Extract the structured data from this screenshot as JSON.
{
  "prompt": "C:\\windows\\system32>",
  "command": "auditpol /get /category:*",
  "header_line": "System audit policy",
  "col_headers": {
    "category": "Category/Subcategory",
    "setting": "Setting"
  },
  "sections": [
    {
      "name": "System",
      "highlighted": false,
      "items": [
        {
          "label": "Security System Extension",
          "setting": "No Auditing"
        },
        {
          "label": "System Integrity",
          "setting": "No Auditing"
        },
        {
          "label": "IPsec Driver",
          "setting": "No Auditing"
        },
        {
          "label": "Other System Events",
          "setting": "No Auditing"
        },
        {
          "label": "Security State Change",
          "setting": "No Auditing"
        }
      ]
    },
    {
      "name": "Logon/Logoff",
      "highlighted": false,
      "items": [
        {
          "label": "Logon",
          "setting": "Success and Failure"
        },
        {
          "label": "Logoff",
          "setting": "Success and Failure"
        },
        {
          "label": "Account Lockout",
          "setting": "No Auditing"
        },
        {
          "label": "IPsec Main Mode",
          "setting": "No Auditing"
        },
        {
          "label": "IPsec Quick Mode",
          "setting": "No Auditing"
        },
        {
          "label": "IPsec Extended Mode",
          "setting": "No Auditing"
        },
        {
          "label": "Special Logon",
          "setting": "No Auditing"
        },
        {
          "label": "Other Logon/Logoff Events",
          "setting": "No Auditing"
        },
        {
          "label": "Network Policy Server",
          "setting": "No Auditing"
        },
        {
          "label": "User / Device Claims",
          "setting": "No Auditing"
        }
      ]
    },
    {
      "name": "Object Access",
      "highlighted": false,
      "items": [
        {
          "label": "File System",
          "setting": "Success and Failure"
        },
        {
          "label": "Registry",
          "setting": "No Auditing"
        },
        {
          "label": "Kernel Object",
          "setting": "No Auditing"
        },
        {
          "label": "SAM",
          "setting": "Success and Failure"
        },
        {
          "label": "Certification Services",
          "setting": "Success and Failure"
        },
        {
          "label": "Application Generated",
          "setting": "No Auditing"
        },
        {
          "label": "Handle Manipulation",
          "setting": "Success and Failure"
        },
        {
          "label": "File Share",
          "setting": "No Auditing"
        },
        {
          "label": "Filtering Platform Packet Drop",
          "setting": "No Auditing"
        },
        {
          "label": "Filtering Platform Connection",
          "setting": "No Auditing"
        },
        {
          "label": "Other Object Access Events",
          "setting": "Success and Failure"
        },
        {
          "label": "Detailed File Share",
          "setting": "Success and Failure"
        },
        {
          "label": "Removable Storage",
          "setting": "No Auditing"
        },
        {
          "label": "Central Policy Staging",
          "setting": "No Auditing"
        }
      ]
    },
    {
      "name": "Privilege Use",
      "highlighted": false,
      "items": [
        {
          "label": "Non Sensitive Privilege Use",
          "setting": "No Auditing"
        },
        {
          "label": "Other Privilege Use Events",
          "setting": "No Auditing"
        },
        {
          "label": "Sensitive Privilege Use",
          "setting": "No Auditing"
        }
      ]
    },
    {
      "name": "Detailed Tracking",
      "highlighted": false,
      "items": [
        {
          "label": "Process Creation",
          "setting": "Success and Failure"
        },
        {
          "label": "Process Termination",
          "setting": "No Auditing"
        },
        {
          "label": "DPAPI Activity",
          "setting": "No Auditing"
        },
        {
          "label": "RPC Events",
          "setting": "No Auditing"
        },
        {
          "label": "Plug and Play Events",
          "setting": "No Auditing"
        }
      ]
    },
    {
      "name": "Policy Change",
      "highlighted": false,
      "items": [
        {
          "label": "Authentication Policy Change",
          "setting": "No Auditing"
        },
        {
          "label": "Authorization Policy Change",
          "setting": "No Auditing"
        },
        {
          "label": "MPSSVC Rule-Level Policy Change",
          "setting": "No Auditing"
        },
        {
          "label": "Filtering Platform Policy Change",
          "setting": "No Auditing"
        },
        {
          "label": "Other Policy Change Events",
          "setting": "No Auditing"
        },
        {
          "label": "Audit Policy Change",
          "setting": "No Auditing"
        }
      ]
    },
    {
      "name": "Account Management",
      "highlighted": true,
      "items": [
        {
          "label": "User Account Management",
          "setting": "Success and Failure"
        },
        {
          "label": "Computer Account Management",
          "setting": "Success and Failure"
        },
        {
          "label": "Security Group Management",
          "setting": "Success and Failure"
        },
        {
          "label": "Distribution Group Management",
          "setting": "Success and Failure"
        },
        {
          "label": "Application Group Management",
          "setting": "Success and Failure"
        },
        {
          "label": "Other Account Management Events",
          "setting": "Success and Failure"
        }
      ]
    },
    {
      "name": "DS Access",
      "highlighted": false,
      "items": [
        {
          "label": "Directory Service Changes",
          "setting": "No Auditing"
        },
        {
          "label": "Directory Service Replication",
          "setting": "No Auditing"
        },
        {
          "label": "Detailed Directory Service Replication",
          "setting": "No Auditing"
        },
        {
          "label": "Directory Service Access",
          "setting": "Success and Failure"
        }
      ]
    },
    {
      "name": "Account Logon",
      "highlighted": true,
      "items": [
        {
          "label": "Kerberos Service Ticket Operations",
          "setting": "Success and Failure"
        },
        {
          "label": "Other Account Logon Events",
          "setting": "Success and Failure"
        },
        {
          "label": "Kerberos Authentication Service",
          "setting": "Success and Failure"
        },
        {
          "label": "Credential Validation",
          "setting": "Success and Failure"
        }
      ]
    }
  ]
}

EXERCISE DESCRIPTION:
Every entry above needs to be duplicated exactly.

OUTPUT BELOW:
Extract the structured data from this screenshot as JSON.
{
  "prompt": "C:\\windows\\system32>",
  "command": "auditpol /get /category:*",
  "header_line": "System audit policy",
  "col_headers": {
    "category": "Category/Subcategory",
    "setting": "Setting"
  },
  "sections": [
    {
      "name": "System",
      "highlighted": false,
      "items": [
        {
          "label": "Security System Extension",
          "setting": "No Auditing"
        },
        {
          "label": "System Integrity",
          "setting": "No Auditing"
        },
        {
          "label": "IPsec Driver",
          "setting": "No Auditing"
        },
        {
          "label": "Other System Events",
          "setting": "No Auditing"
        },
        {
          "label": "Security State Change",
          "setting": "No Auditing"
        }
      ]
    },
    {
      "name": "Logon/Logoff",
      "highlighted": false,
      "items": [
        {
          "label": "Logon",
          "setting": "Success and Failure"
        },
        {
          "label": "Logoff",
          "setting": "Success and Failure"
        },
        {
          "label": "Account Lockout",
          "setting": "No Auditing"
        },
        {
          "label": "IPsec Main Mode",
          "setting": "No Auditing"
        },
        {
          "label": "IPsec Quick Mode",
          "setting": "No Auditing"
        },
        {
          "label": "IPsec Extended Mode",
          "setting": "No Auditing"
        },
        {
          "label": "Special Logon",
          "setting": "No Auditing"
        },
        {
          "label": "Other Logon/Logoff Events",
          "setting": "No Auditing"
        },
        {
          "label": "Network Policy Server",
          "setting": "No Auditing"
        },
        {
          "label": "User / Device Claims",
          "setting": "No Auditing"
        }
      ]
    },
    {
      "name": "Object Access",
      "highlighted": false,
      "items": [
        {
          "label": "File System",
          "setting": "Success and Failure"
        },
        {
          "label": "Registry",
          "setting": "No Auditing"
        },
        {
          "label": "Kernel Object",
          "setting": "No Auditing"
        },
        {
          "label": "SAM",
          "setting": "Success and Failure"
        },
        {
          "label": "Certification Services",
          "setting": "Success and Failure"
        },
        {
          "label": "Application Generated",
          "setting": "No Auditing"
        },
        {
          "label": "Handle Manipulation",
          "setting": "Success and Failure"
        },
        {
          "label": "File Share",
          "setting": "No Auditing"
        },
        {
          "label": "Filtering Platform Packet Drop",
          "setting": "No Auditing"
        },
        {
          "label": "Filtering Platform Connection",
          "setting": "No Auditing"
        },
        {
          "label": "Other Object Access Events",
          "setting": "Success and Failure"
        },
        {
          "label": "Detailed File Share",
          "setting": "Success and Failure"
        },
        {
          "label": "Removable Storage",
          "setting": "No Auditing"
        },
        {
          "label": "Central Policy Staging",
          "setting": "No Auditing"
        }
      ]
    },
    {
      "name": "Privilege Use",
      "highlighted": false,
      "items": [
        {
          "label": "Non Sensitive Privilege Use",
          "setting": "No Auditing"
        },
        {
          "label": "Other Privilege Use Events",
          "setting": "No Auditing"
        },
        {
          "label": "Sensitive Privilege Use",
          "setting": "No Auditing"
        }
      ]
    },
    {
      "name": "Detailed Tracking",
      "highlighted": false,
      "items": [
        {
          "label": "Process Creation",
          "setting": "Success and Failure"
        },
        {
          "label": "Process Termination",
          "setting": "No Auditing"
        },
        {
          "label": "DPAPI Activity",
          "setting": "No Auditing"
        },
        {
          "label": "RPC Events",
          "setting": "No Auditing"
        },
        {
          "label": "Plug and Play Events",
          "setting": "No Auditing"
        }
      ]
    },
    {
      "name": "Policy Change",
      "highlighted": false,
      "items": [
        {
          "label": "Authentication Policy Change",
          "setting": "No Auditing"
        },
        {
          "label": "Authorization Policy Change",
          "setting": "No Auditing"
        },
        {
          "label": "MPSSVC Rule-Level Policy Change",
          "setting": "No Auditing"
        },
        {
          "label": "Filtering Platform Policy Change",
          "setting": "No Auditing"
        },
        {
          "label": "Other Policy Change Events",
          "setting": "No Auditing"
        },
        {
          "label": "Audit Policy Change",
          "setting": "No Auditing"
        }
      ]
    },
    {
      "name": "Account Management",
      "highlighted": true,
      "items": [
        {
          "label": "User Account Management",
          "setting": "Success and Failure"
        },
        {
          "label": "Computer Account Management",
          "setting": "Success and Failure"
        },
        {
          "label": "Security Group Management",
          "setting": "Success and Failure"
        },
        {
          "label": "Distribution Group Management",
          "setting": "Success and Failure"
        },
        {
          "label": "Application Group Management",
          "setting": "Success and Failure"
        },
        {
          "label": "Other Account Management Events",
          "setting": "Success and Failure"
        }
      ]
    },
    {
      "name": "DS Access",
      "highlighted": false,
      "items": [
        {
          "label": "Directory Service Changes",
          "setting": "No Auditing"
        },
        {
          "label": "Directory Service Replication",
          "setting": "No Auditing"
        },
        {
          "label": "Detailed Directory Service Replication",
          "setting": "No Auditing"
        },
        {
          "label": "Directory Service Access",
          "setting": "Success and Failure"
        }
      ]
    },
    {
      "name": "Account Logon",
      "highlighted": true,
      "items": [
        {
          "label": "Kerberos Service Ticket Operations",
          "setting": "Success and Failure"
        },
        {
          "label": "Other Account Logon Events",
          "setting": "Success and Failure"
        },
        {
          "label": "Kerberos Authentication Service",
          "setting": "Success and Failure"
        },
        {
          "label": "Credential Validation",
          "setting": "Success and Failure"
        }
      ]
    }
  ]
}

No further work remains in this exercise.